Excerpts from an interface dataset
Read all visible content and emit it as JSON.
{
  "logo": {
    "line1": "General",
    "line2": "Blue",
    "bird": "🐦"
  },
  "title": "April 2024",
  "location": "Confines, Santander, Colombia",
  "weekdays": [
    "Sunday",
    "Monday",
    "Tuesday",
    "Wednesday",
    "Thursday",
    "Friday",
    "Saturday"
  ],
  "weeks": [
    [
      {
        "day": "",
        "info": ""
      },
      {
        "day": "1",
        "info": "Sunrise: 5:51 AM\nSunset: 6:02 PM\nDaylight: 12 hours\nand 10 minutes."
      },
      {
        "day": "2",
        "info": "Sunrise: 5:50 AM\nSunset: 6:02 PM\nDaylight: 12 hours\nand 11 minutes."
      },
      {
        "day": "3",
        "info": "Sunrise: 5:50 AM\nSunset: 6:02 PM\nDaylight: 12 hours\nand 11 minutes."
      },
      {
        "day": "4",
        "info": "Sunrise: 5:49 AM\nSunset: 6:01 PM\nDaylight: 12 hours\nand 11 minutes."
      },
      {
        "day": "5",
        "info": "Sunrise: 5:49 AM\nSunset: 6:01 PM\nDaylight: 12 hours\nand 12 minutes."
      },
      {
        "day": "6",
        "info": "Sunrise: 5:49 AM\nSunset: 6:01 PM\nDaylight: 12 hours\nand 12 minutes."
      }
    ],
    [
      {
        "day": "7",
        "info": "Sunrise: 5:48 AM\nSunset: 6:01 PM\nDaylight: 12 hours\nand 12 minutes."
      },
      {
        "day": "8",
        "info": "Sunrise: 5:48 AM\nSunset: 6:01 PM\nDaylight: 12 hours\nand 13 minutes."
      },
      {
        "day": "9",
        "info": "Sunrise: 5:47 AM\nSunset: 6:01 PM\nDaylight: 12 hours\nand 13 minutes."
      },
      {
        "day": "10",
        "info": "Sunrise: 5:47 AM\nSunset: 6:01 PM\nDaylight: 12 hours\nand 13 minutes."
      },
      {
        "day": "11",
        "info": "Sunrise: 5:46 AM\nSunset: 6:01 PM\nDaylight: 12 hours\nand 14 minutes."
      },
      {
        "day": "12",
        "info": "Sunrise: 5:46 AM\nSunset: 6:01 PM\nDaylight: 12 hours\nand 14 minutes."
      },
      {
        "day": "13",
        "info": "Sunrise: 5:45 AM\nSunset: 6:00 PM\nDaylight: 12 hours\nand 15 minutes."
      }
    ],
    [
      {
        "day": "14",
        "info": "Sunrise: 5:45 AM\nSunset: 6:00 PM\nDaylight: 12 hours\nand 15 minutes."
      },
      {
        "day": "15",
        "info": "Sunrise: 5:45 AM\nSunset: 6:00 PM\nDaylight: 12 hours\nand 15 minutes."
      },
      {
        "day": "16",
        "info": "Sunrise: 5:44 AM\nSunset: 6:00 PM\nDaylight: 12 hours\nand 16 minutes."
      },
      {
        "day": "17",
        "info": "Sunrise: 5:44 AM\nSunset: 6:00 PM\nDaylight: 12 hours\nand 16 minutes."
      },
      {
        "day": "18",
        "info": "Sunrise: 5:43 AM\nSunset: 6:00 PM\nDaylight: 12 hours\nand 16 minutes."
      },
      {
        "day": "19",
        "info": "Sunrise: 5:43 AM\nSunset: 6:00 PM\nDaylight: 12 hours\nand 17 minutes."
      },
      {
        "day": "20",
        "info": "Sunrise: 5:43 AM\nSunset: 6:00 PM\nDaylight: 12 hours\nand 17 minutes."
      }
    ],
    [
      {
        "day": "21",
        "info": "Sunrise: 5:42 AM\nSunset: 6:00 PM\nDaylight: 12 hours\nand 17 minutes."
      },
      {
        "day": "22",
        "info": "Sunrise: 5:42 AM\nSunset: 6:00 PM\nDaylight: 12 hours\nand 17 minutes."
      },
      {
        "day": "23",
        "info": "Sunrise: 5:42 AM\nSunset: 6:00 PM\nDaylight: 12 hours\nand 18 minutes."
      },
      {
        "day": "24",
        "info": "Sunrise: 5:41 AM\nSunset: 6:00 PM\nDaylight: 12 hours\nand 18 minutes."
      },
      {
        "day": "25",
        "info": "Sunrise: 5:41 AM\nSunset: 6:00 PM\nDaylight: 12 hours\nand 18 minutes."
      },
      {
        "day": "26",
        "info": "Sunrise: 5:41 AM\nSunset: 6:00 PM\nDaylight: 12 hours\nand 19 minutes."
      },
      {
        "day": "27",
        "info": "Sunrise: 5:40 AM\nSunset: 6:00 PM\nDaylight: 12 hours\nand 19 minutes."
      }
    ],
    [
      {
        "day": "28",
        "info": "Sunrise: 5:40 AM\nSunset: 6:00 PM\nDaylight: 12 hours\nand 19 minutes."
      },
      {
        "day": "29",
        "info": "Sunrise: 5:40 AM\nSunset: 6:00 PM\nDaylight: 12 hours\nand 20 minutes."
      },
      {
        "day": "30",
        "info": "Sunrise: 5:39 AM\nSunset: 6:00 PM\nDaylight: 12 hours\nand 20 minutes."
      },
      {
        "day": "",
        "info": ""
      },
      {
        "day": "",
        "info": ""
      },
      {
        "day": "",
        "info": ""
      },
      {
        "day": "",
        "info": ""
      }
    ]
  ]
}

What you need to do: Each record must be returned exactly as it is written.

Written reply:
Read all visible content and emit it as JSON.
{
  "logo": {
    "line1": "General",
    "line2": "Blue",
    "bird": "🐦"
  },
  "title": "April 2024",
  "location": "Confines, Santander, Colombia",
  "weekdays": [
    "Sunday",
    "Monday",
    "Tuesday",
    "Wednesday",
    "Thursday",
    "Friday",
    "Saturday"
  ],
  "weeks": [
    [
      {
        "day": "",
        "info": ""
      },
      {
        "day": "1",
        "info": "Sunrise: 5:51 AM\nSunset: 6:02 PM\nDaylight: 12 hours\nand 10 minutes."
      },
      {
        "day": "2",
        "info": "Sunrise: 5:50 AM\nSunset: 6:02 PM\nDaylight: 12 hours\nand 11 minutes."
      },
      {
        "day": "3",
        "info": "Sunrise: 5:50 AM\nSunset: 6:02 PM\nDaylight: 12 hours\nand 11 minutes."
      },
      {
        "day": "4",
        "info": "Sunrise: 5:49 AM\nSunset: 6:01 PM\nDaylight: 12 hours\nand 11 minutes."
      },
      {
        "day": "5",
        "info": "Sunrise: 5:49 AM\nSunset: 6:01 PM\nDaylight: 12 hours\nand 12 minutes."
      },
      {
        "day": "6",
        "info": "Sunrise: 5:49 AM\nSunset: 6:01 PM\nDaylight: 12 hours\nand 12 minutes."
      }
    ],
    [
      {
        "day": "7",
        "info": "Sunrise: 5:48 AM\nSunset: 6:01 PM\nDaylight: 12 hours\nand 12 minutes."
      },
      {
        "day": "8",
        "info": "Sunrise: 5:48 AM\nSunset: 6:01 PM\nDaylight: 12 hours\nand 13 minutes."
      },
      {
        "day": "9",
        "info": "Sunrise: 5:47 AM\nSunset: 6:01 PM\nDaylight: 12 hours\nand 13 minutes."
      },
      {
        "day": "10",
        "info": "Sunrise: 5:47 AM\nSunset: 6:01 PM\nDaylight: 12 hours\nand 13 minutes."
      },
      {
        "day": "11",
        "info": "Sunrise: 5:46 AM\nSunset: 6:01 PM\nDaylight: 12 hours\nand 14 minutes."
      },
      {
        "day": "12",
        "info": "Sunrise: 5:46 AM\nSunset: 6:01 PM\nDaylight: 12 hours\nand 14 minutes."
      },
      {
        "day": "13",
        "info": "Sunrise: 5:45 AM\nSunset: 6:00 PM\nDaylight: 12 hours\nand 15 minutes."
      }
    ],
    [
      {
        "day": "14",
        "info": "Sunrise: 5:45 AM\nSunset: 6:00 PM\nDaylight: 12 hours\nand 15 minutes."
      },
      {
        "day": "15",
        "info": "Sunrise: 5:45 AM\nSunset: 6:00 PM\nDaylight: 12 hours\nand 15 minutes."
      },
      {
        "day": "16",
        "info": "Sunrise: 5:44 AM\nSunset: 6:00 PM\nDaylight: 12 hours\nand 16 minutes."
      },
      {
        "day": "17",
        "info": "Sunrise: 5:44 AM\nSunset: 6:00 PM\nDaylight: 12 hours\nand 16 minutes."
      },
      {
        "day": "18",
        "info": "Sunrise: 5:43 AM\nSunset: 6:00 PM\nDaylight: 12 hours\nand 16 minutes."
      },
      {
        "day": "19",
        "info": "Sunrise: 5:43 AM\nSunset: 6:00 PM\nDaylight: 12 hours\nand 17 minutes."
      },
      {
        "day": "20",
        "info": "Sunrise: 5:43 AM\nSunset: 6:00 PM\nDaylight: 12 hours\nand 17 minutes."
      }
    ],
    [
      {
        "day": "21",
        "info": "Sunrise: 5:42 AM\nSunset: 6:00 PM\nDaylight: 12 hours\nand 17 minutes."
      },
      {
        "day": "22",
        "info": "Sunrise: 5:42 AM\nSunset: 6:00 PM\nDaylight: 12 hours\nand 17 minutes."
      },
      {
        "day": "23",
        "info": "Sunrise: 5:42 AM\nSunset: 6:00 PM\nDaylight: 12 hours\nand 18 minutes."
      },
      {
        "day": "24",
        "info": "Sunrise: 5:41 AM\nSunset: 6:00 PM\nDaylight: 12 hours\nand 18 minutes."
      },
      {
        "day": "25",
        "info": "Sunrise: 5:41 AM\nSunset: 6:00 PM\nDaylight: 12 hours\nand 18 minutes."
      },
      {
        "day": "26",
        "info": "Sunrise: 5:41 AM\nSunset: 6:00 PM\nDaylight: 12 hours\nand 19 minutes."
      },
      {
        "day": "27",
        "info": "Sunrise: 5:40 AM\nSunset: 6:00 PM\nDaylight: 12 hours\nand 19 minutes."
      }
    ],
    [
      {
        "day": "28",
        "info": "Sunrise: 5:40 AM\nSunset: 6:00 PM\nDaylight: 12 hours\nand 19 minutes."
      },
      {
        "day": "29",
        "info": "Sunrise: 5:40 AM\nSunset: 6:00 PM\nDaylight: 12 hours\nand 20 minutes."
      },
      {
        "day": "30",
        "info": "Sunrise: 5:39 AM\nSunset: 6:00 PM\nDaylight: 12 hours\nand 20 minutes."
      },
      {
        "day": "",
        "info": ""
      },
      {
        "day": "",
        "info": ""
      },
      {
        "day": "",
        "info": ""
      },
      {
        "day": "",
        "info": ""
      }
    ]
  ]
}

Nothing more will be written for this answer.